It was strange suddenly being back in civilisation, with the Forest Centre, then Mundaring Weir. There were lots of wallabies and kangaroos, clearly accustomed to seeing people around as they weren’t scared of us at all. We were considering stopping at the Mundaring Weir Hotel but decided to push on. The dam wall was scheduled to be closed for maintenance work which would mean we’d have to walk down the steps all the way to the bottom of the dam and back up again. Luckily for us, it was still open so it was a nice, flat (and scenic) walk across the top.
We had some relatively easy walking for a bit, passed a school group (with a harried teacher chasing up behind them) then arrived at our only hut for today (Hewitt). We had a nice chat to a lady there who was training for a two stage full Bib Track hike later in the year (Kala – Balingup, then Balingup –Albany). She got by with a very light pack and it was interesting to hear her strategies for food over such a long distance and time.
Onwards we went . . . 12ish km to go. We had some VERY steep terrain (“The Barriers” – it has a name, you know it must be significant!) to drop down into Piesse Brook. The views weren’t amazing but the rocky landscape was. Sadly it was too steep to carry the camera in my hand and too much effort to get it out for photos. I’ll have to sort that problem out before Scotland! Then back up the other side away from Piesse Brook. Not as steep but still very long. We saw 3 Dobermans in about half an hour (all separate owners) which was unusual enough, but seemed a little surreal when the owners were all stunned to hear that there were other Dobermans living nearby (Owner: “wow, you don’t see many other Dobermans around here” Me: “What do you mean, this is the third one I’ve seen in half an hour?!”).
After this it was a surprisingly short walk into Kalamunda townsite. A short stretch of bitumen, back into bush for 5 minutes then to the Terminus point for our victory photos! Then, more importantly, across the road to the Kalamunda pub for an amazing lunch (and beer!). Then it was a simple matter of walking around the corner and catching a bus heading back to Perth. We arrived in Kalamunda at about 2:15, and got home by 4:30 for showers and rest.

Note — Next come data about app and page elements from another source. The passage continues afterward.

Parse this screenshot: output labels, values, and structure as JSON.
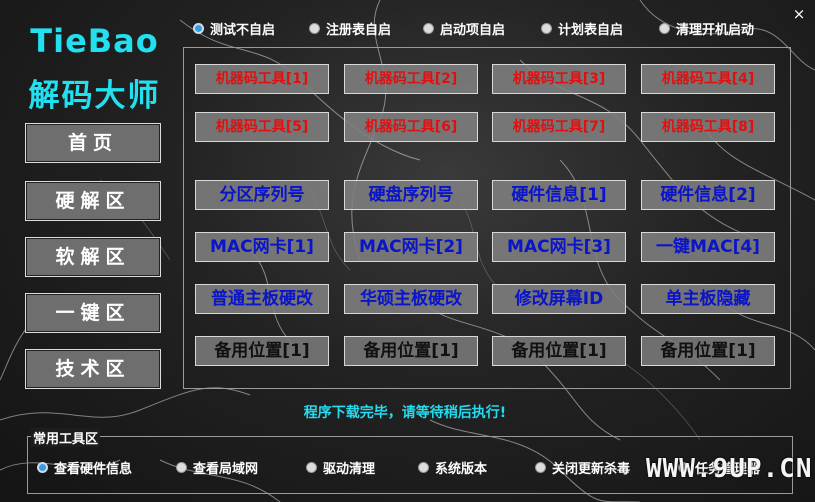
{
  "app": {
    "title_line1": "TieBao",
    "title_line2": "解码大师",
    "close_glyph": "×"
  },
  "colors": {
    "brand_cyan": "#22e0f0",
    "red_label": "#e01010",
    "blue_label": "#0a14c8",
    "status_text": "#24dcef",
    "radio_selected": "#3b9be0"
  },
  "top_radios": [
    {
      "label": "测试不自启",
      "selected": true
    },
    {
      "label": "注册表自启",
      "selected": false
    },
    {
      "label": "启动项自启",
      "selected": false
    },
    {
      "label": "计划表自启",
      "selected": false
    },
    {
      "label": "清理开机启动",
      "selected": false
    }
  ],
  "nav": [
    {
      "label": "首页"
    },
    {
      "label": "硬解区"
    },
    {
      "label": "软解区"
    },
    {
      "label": "一键区"
    },
    {
      "label": "技术区"
    }
  ],
  "tools": {
    "row1": [
      "机器码工具[1]",
      "机器码工具[2]",
      "机器码工具[3]",
      "机器码工具[4]"
    ],
    "row2": [
      "机器码工具[5]",
      "机器码工具[6]",
      "机器码工具[7]",
      "机器码工具[8]"
    ],
    "row3": [
      "分区序列号",
      "硬盘序列号",
      "硬件信息[1]",
      "硬件信息[2]"
    ],
    "row4": [
      "MAC网卡[1]",
      "MAC网卡[2]",
      "MAC网卡[3]",
      "一键MAC[4]"
    ],
    "row5": [
      "普通主板硬改",
      "华硕主板硬改",
      "修改屏幕ID",
      "单主板隐藏"
    ],
    "row6": [
      "备用位置[1]",
      "备用位置[1]",
      "备用位置[1]",
      "备用位置[1]"
    ]
  },
  "status": "程序下载完毕，请等待稍后执行!",
  "common_tools": {
    "title": "常用工具区",
    "items": [
      {
        "label": "查看硬件信息",
        "selected": true
      },
      {
        "label": "查看局域网",
        "selected": false
      },
      {
        "label": "驱动清理",
        "selected": false
      },
      {
        "label": "系统版本",
        "selected": false
      },
      {
        "label": "关闭更新杀毒",
        "selected": false
      },
      {
        "label": "任务管理器",
        "selected": false
      }
    ]
  },
  "watermark": "WWW.9UP.CN"
}
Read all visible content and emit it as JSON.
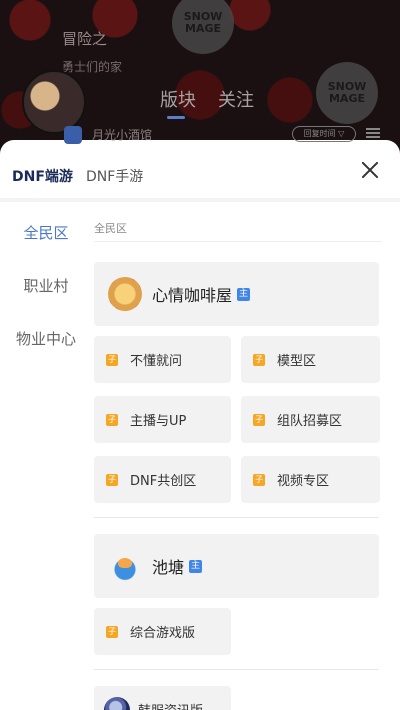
{
  "background": {
    "forum_title": "冒险之",
    "forum_sub": "勇士们的家",
    "logo_text": "SNOW\nMAGE",
    "tabs": [
      "版块",
      "关注"
    ],
    "user_name": "月光小酒馆",
    "pill_text": "回复时间 ▽"
  },
  "sheet": {
    "tabs": [
      {
        "label": "DNF端游",
        "active": true
      },
      {
        "label": "DNF手游",
        "active": false
      }
    ],
    "close_label": "×"
  },
  "left_nav": [
    {
      "label": "全民区",
      "active": true
    },
    {
      "label": "职业村",
      "active": false
    },
    {
      "label": "物业中心",
      "active": false
    }
  ],
  "content": {
    "section_label": "全民区",
    "main_tag": "主",
    "sub_tag": "子",
    "groups": [
      {
        "title": "心情咖啡屋",
        "icon": "cafe-icon",
        "subs": [
          "不懂就问",
          "模型区",
          "主播与UP",
          "组队招募区",
          "DNF共创区",
          "视频专区"
        ]
      },
      {
        "title": "池塘",
        "icon": "pond-icon",
        "subs": [
          "综合游戏版"
        ]
      }
    ],
    "news_board": "韩服资讯版"
  },
  "colors": {
    "accent": "#4a79c9",
    "main_tag": "#3f86e8",
    "sub_tag": "#f5a623",
    "card_bg": "#f2f2f2"
  }
}
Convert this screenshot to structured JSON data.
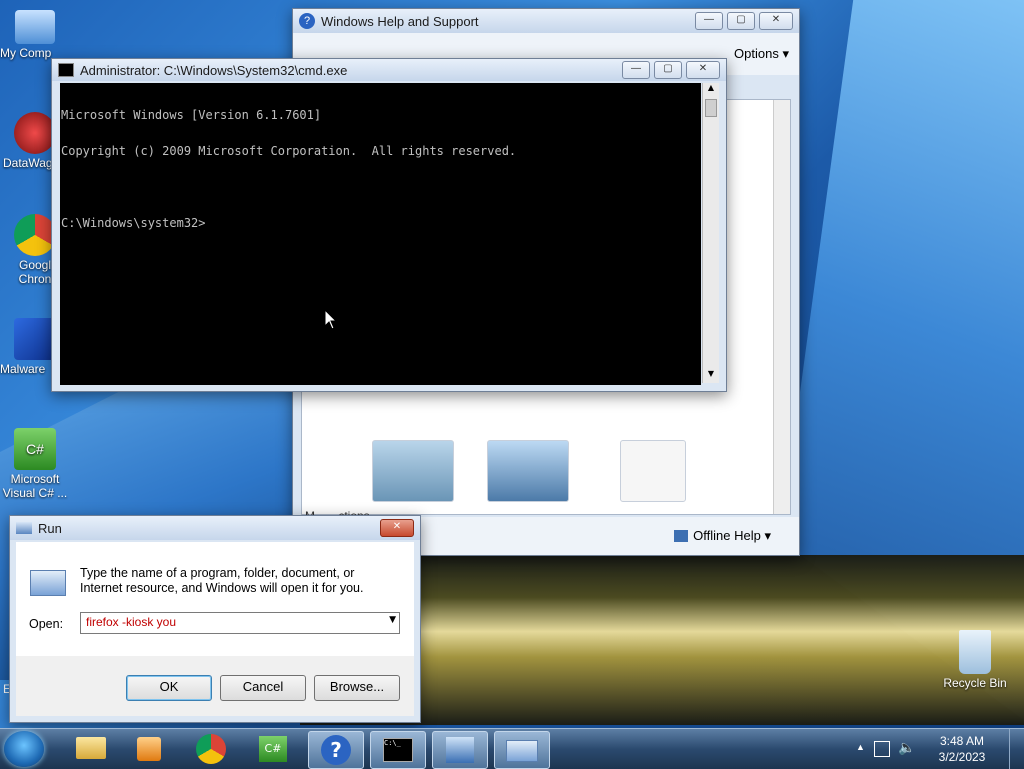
{
  "desktop": {
    "icons": [
      {
        "label": "My Comp"
      },
      {
        "label": "DataWag"
      },
      {
        "label": "Googl\nChron"
      },
      {
        "label": "Malware"
      },
      {
        "label": "Microsoft\nVisual C# ..."
      },
      {
        "label": "Recycle Bin"
      }
    ],
    "edge_letter": "E"
  },
  "help_window": {
    "title": "Windows Help and Support",
    "options_label": "Options",
    "offline_help_label": "Offline Help",
    "partial_text": "M...   ...ctions"
  },
  "cmd_window": {
    "title": "Administrator: C:\\Windows\\System32\\cmd.exe",
    "lines": [
      "Microsoft Windows [Version 6.1.7601]",
      "Copyright (c) 2009 Microsoft Corporation.  All rights reserved.",
      "",
      "C:\\Windows\\system32>"
    ]
  },
  "run_dialog": {
    "title": "Run",
    "description": "Type the name of a program, folder, document, or Internet resource, and Windows will open it for you.",
    "open_label": "Open:",
    "open_value": "firefox -kiosk you",
    "ok_label": "OK",
    "cancel_label": "Cancel",
    "browse_label": "Browse..."
  },
  "taskbar": {
    "time": "3:48 AM",
    "date": "3/2/2023",
    "cmd_icon_text": "C:\\_"
  },
  "colors": {
    "run_input_text": "#c00000",
    "console_bg": "#000000",
    "console_fg": "#c0c0c0"
  }
}
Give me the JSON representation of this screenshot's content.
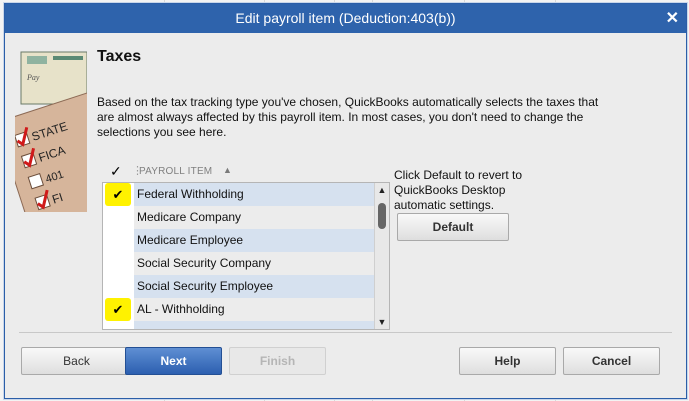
{
  "window": {
    "title": "Edit payroll item (Deduction:403(b))"
  },
  "page": {
    "heading": "Taxes",
    "description": "Based on the tax tracking type you've chosen, QuickBooks automatically selects the taxes that are almost always affected by this payroll item.  In most cases, you don't need to change the selections you see here."
  },
  "hero_image": {
    "labels": [
      "STATE",
      "FICA",
      "401",
      "FI",
      "Pay"
    ]
  },
  "list": {
    "header_check": "✓",
    "column_header": "PAYROLL ITEM",
    "sort_icon": "triangle-up-icon",
    "items": [
      {
        "label": "Federal Withholding",
        "checked": true,
        "highlighted": true
      },
      {
        "label": "Medicare Company",
        "checked": false
      },
      {
        "label": "Medicare Employee",
        "checked": false
      },
      {
        "label": "Social Security Company",
        "checked": false
      },
      {
        "label": "Social Security Employee",
        "checked": false
      },
      {
        "label": "AL - Withholding",
        "checked": true,
        "highlighted": true
      },
      {
        "label": "",
        "checked": false
      }
    ]
  },
  "hint": "Click Default to revert to QuickBooks Desktop automatic settings.",
  "buttons": {
    "default": "Default",
    "back": "Back",
    "next": "Next",
    "finish": "Finish",
    "help": "Help",
    "cancel": "Cancel"
  },
  "colors": {
    "titlebar": "#2e63ac",
    "row_band": "#d6e1ef",
    "highlight": "#fff200",
    "next_button": "#2c5fb0"
  }
}
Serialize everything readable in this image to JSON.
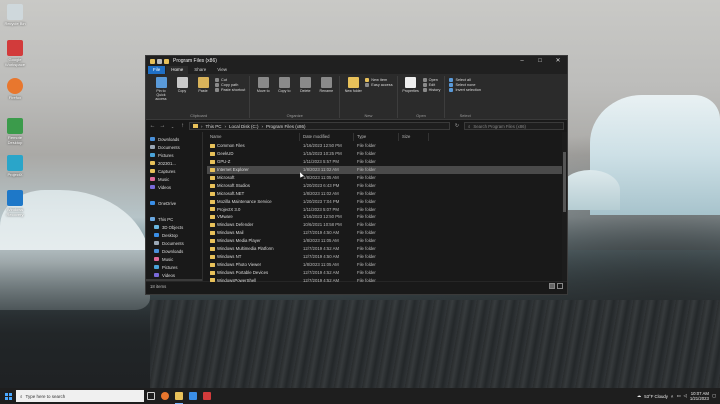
{
  "desktop": {
    "icons": [
      {
        "label": "Recycle Bin",
        "color": "#cfd8dc"
      },
      {
        "label": "Google Workspace",
        "color": "#d23b3b"
      },
      {
        "label": "Firefox",
        "color": "#e8772e"
      },
      {
        "label": "Remote Desktop",
        "color": "#3b9b4b"
      },
      {
        "label": "ProjectX",
        "color": "#2aa5c9"
      },
      {
        "label": "Windows Recovery",
        "color": "#1e78c8"
      }
    ]
  },
  "window": {
    "title": "Program Files (x86)",
    "controls": [
      "–",
      "□",
      "✕"
    ]
  },
  "ribbon": {
    "tabs": [
      "File",
      "Home",
      "Share",
      "View"
    ],
    "active_tab": "Home",
    "clipboard": {
      "group": "Clipboard",
      "pin": "Pin to Quick access",
      "copy": "Copy",
      "paste": "Paste",
      "cut": "Cut",
      "copy_path": "Copy path",
      "paste_shortcut": "Paste shortcut"
    },
    "organize": {
      "group": "Organize",
      "move_to": "Move to",
      "copy_to": "Copy to",
      "delete": "Delete",
      "rename": "Rename"
    },
    "new": {
      "group": "New",
      "new_folder": "New folder",
      "new_item": "New item",
      "easy_access": "Easy access"
    },
    "open": {
      "group": "Open",
      "properties": "Properties",
      "open": "Open",
      "edit": "Edit",
      "history": "History"
    },
    "select": {
      "group": "Select",
      "select_all": "Select all",
      "select_none": "Select none",
      "invert": "Invert selection"
    }
  },
  "address": {
    "path": [
      "This PC",
      "Local Disk (C:)",
      "Program Files (x86)"
    ],
    "search_placeholder": "Search Program Files (x86)"
  },
  "nav": {
    "items": [
      {
        "label": "Downloads",
        "color": "#4a90d9",
        "selected": false
      },
      {
        "label": "Documents",
        "color": "#9aa7b5",
        "selected": false
      },
      {
        "label": "Pictures",
        "color": "#4aa3d9",
        "selected": false
      },
      {
        "label": "202301...",
        "color": "#e8c15a",
        "selected": false
      },
      {
        "label": "Captures",
        "color": "#e8c15a",
        "selected": false
      },
      {
        "label": "Music",
        "color": "#e06a9a",
        "selected": false
      },
      {
        "label": "Videos",
        "color": "#7a6ad9",
        "selected": false
      },
      {
        "label": "",
        "color": "transparent",
        "selected": false
      },
      {
        "label": "OneDrive",
        "color": "#3a8ee6",
        "selected": false
      },
      {
        "label": "",
        "color": "transparent",
        "selected": false
      },
      {
        "label": "This PC",
        "color": "#6aa7e0",
        "selected": false
      },
      {
        "label": "3D Objects",
        "color": "#6ab7e0",
        "selected": false
      },
      {
        "label": "Desktop",
        "color": "#3a8ee6",
        "selected": false
      },
      {
        "label": "Documents",
        "color": "#9aa7b5",
        "selected": false
      },
      {
        "label": "Downloads",
        "color": "#4a90d9",
        "selected": false
      },
      {
        "label": "Music",
        "color": "#e06a9a",
        "selected": false
      },
      {
        "label": "Pictures",
        "color": "#4aa3d9",
        "selected": false
      },
      {
        "label": "Videos",
        "color": "#7a6ad9",
        "selected": false
      },
      {
        "label": "Local Disk (C:)",
        "color": "#9a9a9a",
        "selected": true
      }
    ]
  },
  "files": {
    "headers": {
      "name": "Name",
      "date": "Date modified",
      "type": "Type",
      "size": "Size"
    },
    "rows": [
      {
        "name": "Common Files",
        "date": "1/16/2023 12:50 PM",
        "type": "File folder",
        "selected": false
      },
      {
        "name": "GeekUD",
        "date": "1/15/2023 10:25 PM",
        "type": "File folder",
        "selected": false
      },
      {
        "name": "GPU-Z",
        "date": "1/11/2023 5:57 PM",
        "type": "File folder",
        "selected": false
      },
      {
        "name": "Internet Explorer",
        "date": "1/8/2023 11:02 AM",
        "type": "File folder",
        "selected": true
      },
      {
        "name": "Microsoft",
        "date": "1/8/2023 11:05 AM",
        "type": "File folder",
        "selected": false
      },
      {
        "name": "Microsoft Studios",
        "date": "1/20/2023 6:43 PM",
        "type": "File folder",
        "selected": false
      },
      {
        "name": "Microsoft.NET",
        "date": "1/8/2023 11:02 AM",
        "type": "File folder",
        "selected": false
      },
      {
        "name": "Mozilla Maintenance Service",
        "date": "1/20/2023 7:04 PM",
        "type": "File folder",
        "selected": false
      },
      {
        "name": "ProjectX 3.0",
        "date": "1/11/2023 5:07 PM",
        "type": "File folder",
        "selected": false
      },
      {
        "name": "VMware",
        "date": "1/16/2023 12:50 PM",
        "type": "File folder",
        "selected": false
      },
      {
        "name": "Windows Defender",
        "date": "10/6/2021 10:58 PM",
        "type": "File folder",
        "selected": false
      },
      {
        "name": "Windows Mail",
        "date": "12/7/2019 4:50 AM",
        "type": "File folder",
        "selected": false
      },
      {
        "name": "Windows Media Player",
        "date": "1/8/2023 11:05 AM",
        "type": "File folder",
        "selected": false
      },
      {
        "name": "Windows Multimedia Platform",
        "date": "12/7/2019 4:52 AM",
        "type": "File folder",
        "selected": false
      },
      {
        "name": "Windows NT",
        "date": "12/7/2019 4:50 AM",
        "type": "File folder",
        "selected": false
      },
      {
        "name": "Windows Photo Viewer",
        "date": "1/8/2023 11:05 AM",
        "type": "File folder",
        "selected": false
      },
      {
        "name": "Windows Portable Devices",
        "date": "12/7/2019 4:52 AM",
        "type": "File folder",
        "selected": false
      },
      {
        "name": "WindowsPowerShell",
        "date": "12/7/2019 4:52 AM",
        "type": "File folder",
        "selected": false
      }
    ]
  },
  "status": {
    "count": "18 items"
  },
  "taskbar": {
    "search_placeholder": "Type here to search",
    "apps": [
      {
        "name": "task-view",
        "color": "#cfcfcf"
      },
      {
        "name": "firefox",
        "color": "#e8772e"
      },
      {
        "name": "file-explorer",
        "color": "#e8c15a"
      },
      {
        "name": "mail",
        "color": "#3a8ee6"
      },
      {
        "name": "red-app",
        "color": "#d23b3b"
      }
    ],
    "weather": "53°F Cloudy",
    "time": "10:07 AM",
    "date": "1/21/2023"
  }
}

In the end, a very successful trip and quite enjoyable. It was tough at times and the trail is a completely different world to civilisation. It is very simple – you walk, you eat to make sure you can keep walking and you lay down so you can walk again the next day (I hesitate to say sleep, because I haven’t mastered that part of it yet!). The pace is so much slower that you really appreciate the world around you. Time is also measured differently. You walk for an entire day, essentially not “achieving” anything except moving 20-30km. It is quite wonderful and I think my biggest problem will be adapting back to “the real world” when I return.
I’m going to try to follow up with a more technical report with some distances, times and weights for those who are interested.